International benchmark September Brent finished at $62.40, down $2.66, or 4.1%, on ICE
Both crude benchmarks marked the lowest finish for a front-month contract since June
19, according to Dow Jones Market Data.
The U.S. dollar was modestly weaker intraday as investors were more optimistic about
global growth after the G-20 meeting in Osaka.
While the U.S. and China are still far from agreeing to terms on a trade deal that has
preoccupied investors since last year, the signs of a thaw between the two sides were
enough to support additional risk-taking.

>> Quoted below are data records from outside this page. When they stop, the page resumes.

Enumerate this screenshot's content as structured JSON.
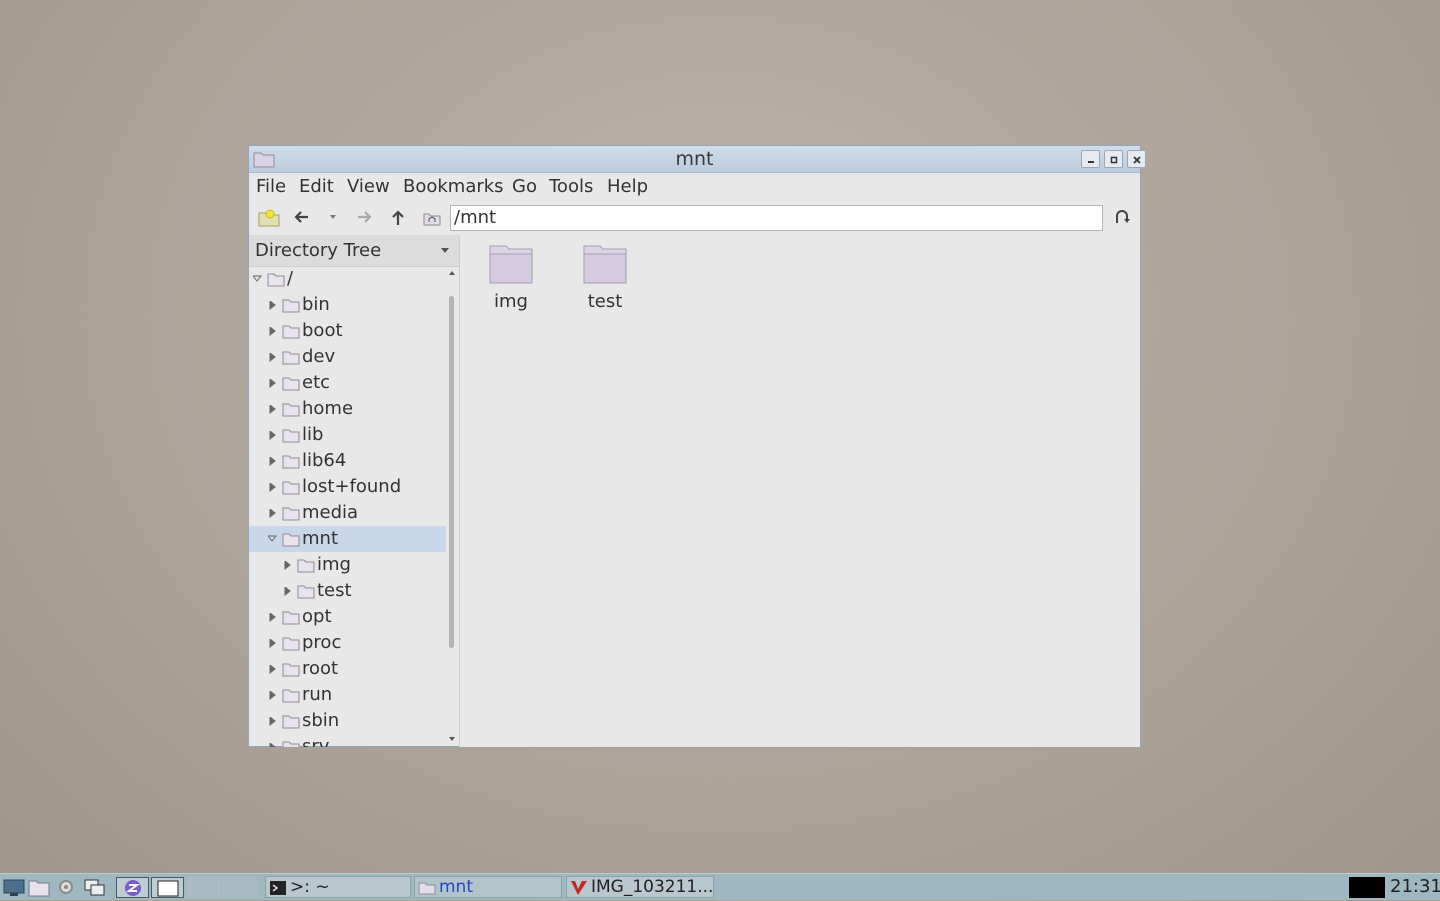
{
  "window": {
    "title": "mnt",
    "minimize_icon": "minimize-icon",
    "maximize_icon": "maximize-icon",
    "close_icon": "close-icon"
  },
  "menu": [
    "File",
    "Edit",
    "View",
    "Bookmarks",
    "Go",
    "Tools",
    "Help"
  ],
  "toolbar": {
    "location": "/mnt",
    "buttons": [
      "new-tab-icon",
      "back-icon",
      "history-dropdown-icon",
      "forward-icon",
      "up-icon",
      "home-icon",
      "reload-icon"
    ]
  },
  "sidebar": {
    "header": "Directory Tree",
    "tree": [
      {
        "label": "/",
        "depth": 0,
        "expanded": true
      },
      {
        "label": "bin",
        "depth": 1
      },
      {
        "label": "boot",
        "depth": 1
      },
      {
        "label": "dev",
        "depth": 1
      },
      {
        "label": "etc",
        "depth": 1
      },
      {
        "label": "home",
        "depth": 1
      },
      {
        "label": "lib",
        "depth": 1
      },
      {
        "label": "lib64",
        "depth": 1
      },
      {
        "label": "lost+found",
        "depth": 1
      },
      {
        "label": "media",
        "depth": 1
      },
      {
        "label": "mnt",
        "depth": 1,
        "expanded": true,
        "selected": true
      },
      {
        "label": "img",
        "depth": 2
      },
      {
        "label": "test",
        "depth": 2
      },
      {
        "label": "opt",
        "depth": 1
      },
      {
        "label": "proc",
        "depth": 1
      },
      {
        "label": "root",
        "depth": 1
      },
      {
        "label": "run",
        "depth": 1
      },
      {
        "label": "sbin",
        "depth": 1
      },
      {
        "label": "srv",
        "depth": 1
      }
    ]
  },
  "files": [
    {
      "name": "img",
      "icon": "folder-icon"
    },
    {
      "name": "test",
      "icon": "folder-icon"
    }
  ],
  "taskbar": {
    "launchers": [
      "show-desktop-icon",
      "file-manager-icon",
      "settings-icon",
      "window-list-icon",
      "app-icon",
      "blank-window-icon"
    ],
    "tasks": [
      {
        "label": ">: ~",
        "icon": "terminal-icon"
      },
      {
        "label": "mnt",
        "icon": "folder-icon"
      },
      {
        "label": "IMG_103211...",
        "icon": "image-viewer-icon"
      }
    ],
    "clock": "21:31"
  },
  "colors": {
    "selection": "#c8d7e9",
    "titlebar": "#c5d4e5",
    "taskbar": "#9db8c1",
    "folder": "#d8cfe0"
  }
}
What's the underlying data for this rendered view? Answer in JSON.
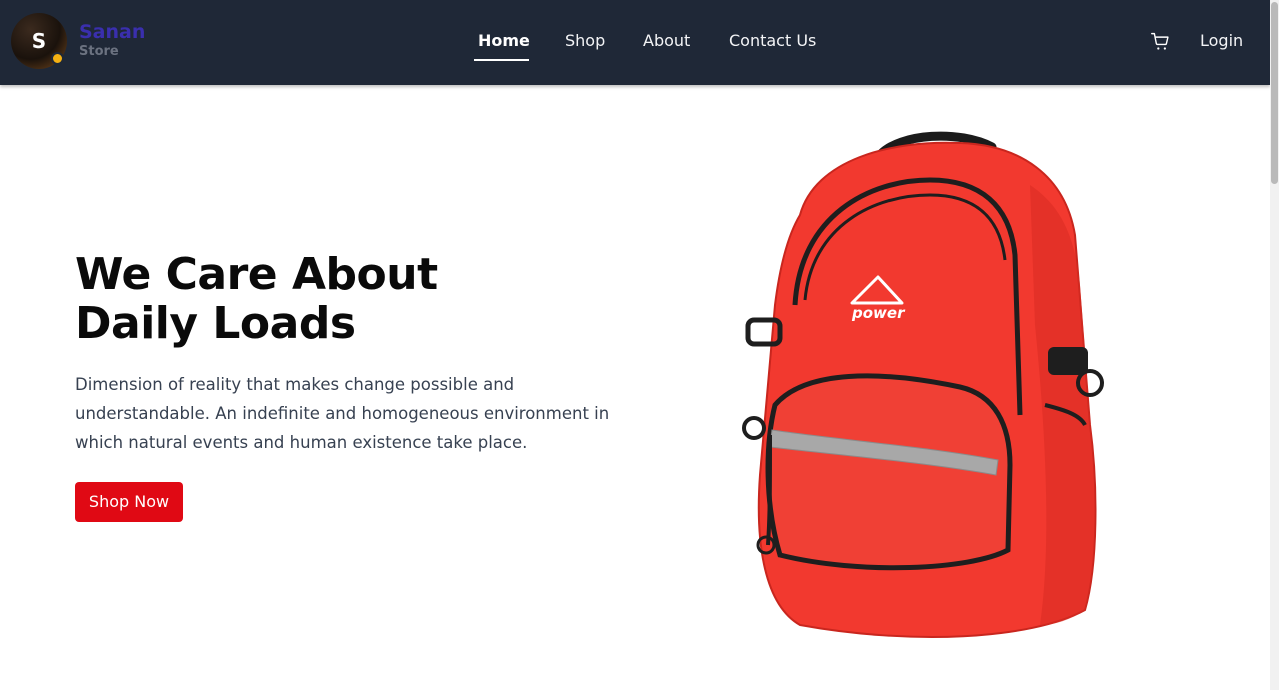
{
  "header": {
    "logo_letter": "S",
    "brand_name": "Sanan",
    "brand_sub": "Store",
    "nav": [
      {
        "label": "Home",
        "active": true
      },
      {
        "label": "Shop",
        "active": false
      },
      {
        "label": "About",
        "active": false
      },
      {
        "label": "Contact Us",
        "active": false
      }
    ],
    "cart_icon": "cart-icon",
    "login_label": "Login"
  },
  "hero": {
    "title_line1": "We Care About",
    "title_line2": "Daily Loads",
    "description": "Dimension of reality that makes change possible and understandable. An indefinite and homogeneous environment in which natural events and human existence take place.",
    "cta_label": "Shop Now",
    "product_logo_text": "power"
  },
  "colors": {
    "navbar_bg": "#1f2837",
    "brand_name": "#3a2fae",
    "cta_bg": "#e00914",
    "backpack_red": "#f2392f"
  }
}
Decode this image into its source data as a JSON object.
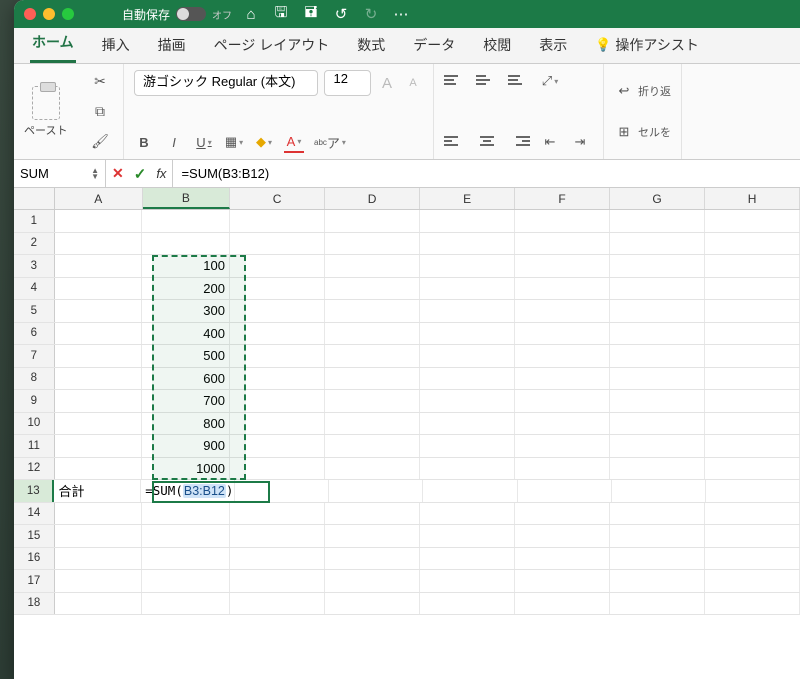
{
  "titlebar": {
    "autosave_label": "自動保存",
    "autosave_state": "オフ"
  },
  "tabs": {
    "home": "ホーム",
    "insert": "挿入",
    "draw": "描画",
    "layout": "ページ レイアウト",
    "formulas": "数式",
    "data": "データ",
    "review": "校閲",
    "view": "表示",
    "assist": "操作アシスト"
  },
  "ribbon": {
    "paste": "ペースト",
    "font_name": "游ゴシック Regular (本文)",
    "font_size": "12",
    "wrap": "折り返",
    "cellstyle": "セルを"
  },
  "formula_bar": {
    "name_box": "SUM",
    "formula": "=SUM(B3:B12)"
  },
  "columns": [
    "A",
    "B",
    "C",
    "D",
    "E",
    "F",
    "G",
    "H"
  ],
  "rows": [
    "1",
    "2",
    "3",
    "4",
    "5",
    "6",
    "7",
    "8",
    "9",
    "10",
    "11",
    "12",
    "13",
    "14",
    "15",
    "16",
    "17",
    "18"
  ],
  "cells": {
    "A13": "合計",
    "B3": "100",
    "B4": "200",
    "B5": "300",
    "B6": "400",
    "B7": "500",
    "B8": "600",
    "B9": "700",
    "B10": "800",
    "B11": "900",
    "B12": "1000",
    "B13_prefix": "=SUM(",
    "B13_ref": "B3:B12",
    "B13_suffix": ")"
  }
}
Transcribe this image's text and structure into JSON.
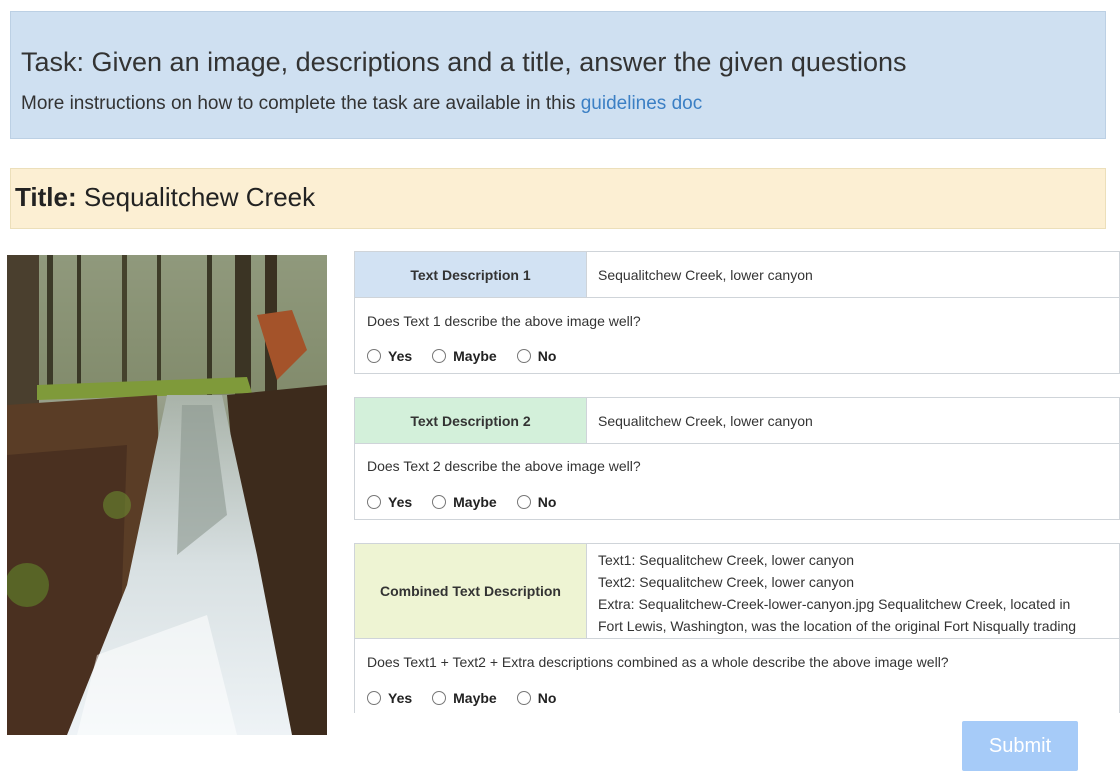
{
  "task": {
    "heading": "Task: Given an image, descriptions and a title, answer the given questions",
    "instructions_prefix": "More instructions on how to complete the task are available in this",
    "guidelines_link": "guidelines doc"
  },
  "title": {
    "label": "Title:",
    "value": "Sequalitchew Creek"
  },
  "block1": {
    "header": "Text Description 1",
    "description": "Sequalitchew Creek, lower canyon",
    "question": "Does Text 1 describe the above image well?",
    "header_color": "#d2e2f3"
  },
  "block2": {
    "header": "Text Description 2",
    "description": "Sequalitchew Creek, lower canyon",
    "question": "Does Text 2 describe the above image well?",
    "header_color": "#d3f0da"
  },
  "block3": {
    "header": "Combined Text Description",
    "lines": [
      "Text1: Sequalitchew Creek, lower canyon",
      "Text2: Sequalitchew Creek, lower canyon",
      "Extra: Sequalitchew-Creek-lower-canyon.jpg Sequalitchew Creek, located in",
      "Fort Lewis, Washington, was the location of the original Fort Nisqually trading"
    ],
    "question": "Does Text1 + Text2 + Extra descriptions combined as a whole describe the above image well?",
    "header_color": "#eef4d3"
  },
  "options": {
    "yes": "Yes",
    "maybe": "Maybe",
    "no": "No"
  },
  "submit_label": "Submit",
  "colors": {
    "task_bg": "#cfe0f1",
    "title_bg": "#fcefd3",
    "link": "#3b7fc4",
    "submit_bg": "#a6cbf8"
  }
}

The dollar was about 0.2% lower against the
euro and the Japanese yen, while the WSJ Dollar Index declined 0.1% to a recent 89.88.
Earlier, Bank of England chief Mark Carney said the risk of a trade war threatened
global and domestic U.K. growth. The pound weakened against the U.S. dollar by 0.5% to
The Stoxx Europe 600 rose 0.37%, or 1.42 points, to 389.29 as trade optimism helped
investors to shrug off fears about fresh U.S. tariffs on European goods.
The DAX was flat and the CAC 40 climbed 0.1% after most major Asian indices rose.
The FTSE 100 ended the day up 0.8%, with plumbing-and-heating products company
Ferguson topping the list of risers, closing 3.4% higher. A healthier insurance market
helped buoy stocks industry, which were also among the top risers. Hiscox is the sector’s
biggest riser, finishing up 2.2%, followed by Aviva which gained 2.1%.
Hong Kong shares closed higher, supported by gains in technology and casino stocks.
The Hang Seng Index rose 1.2% to close at 28875.56. Among tech stocks, Sunny Optical
Technology gained 9.3% to HK$88.20 and AAC Technologies rose 7.1% to finish at HK$47.50,
mostly catching up with its peers in Asia that saw shares in the sector rise on Monday.
The Hong Kong market was closed Monday for a public holiday.
Singapore shares ended nearly unchanged as gains in index heavyweights Jardine
Strategic and Jardine Matheson nearly offset losses by banking and commodity stocks. The
FTSE Straits Times Index ended down 1.46 points at 3370.80.
Malaysia’s benchmark share index closed at its highest in nearly four months after a
choppy session as expectations for a potential pick-up in exports growth build. After a
choppy session, the Kuala Lumpur Composite Index closes 0.4% higher at 1,691. Market
breadth, however was slightly negative with losers edging out gainers by 450 to 440.
The Nikkei gave up most of its earlier gains, ending just 0.1% higher at 21754.27.
Gains were led by electronic stocks, with the precision instruments sector on Topix up
0.6%. Hitachi was up 3.2% while Tokyo Electron and Fujitsu were up 3% each.
South Korea’s stock benchmark ended lower, with automobile and tech shares leading the
pullback. The Kospi closed down 0.4% at 2122.02, its third consecutive losing streak.
Indian shares closed higher, gaining for the second consecutive day, as anticipation
builds ahead of the federal budget due Friday.
The BSE Sensex closed 0.3% higher at 39816.48 with gainers outnumbering losers 19 to 11
among its constituents.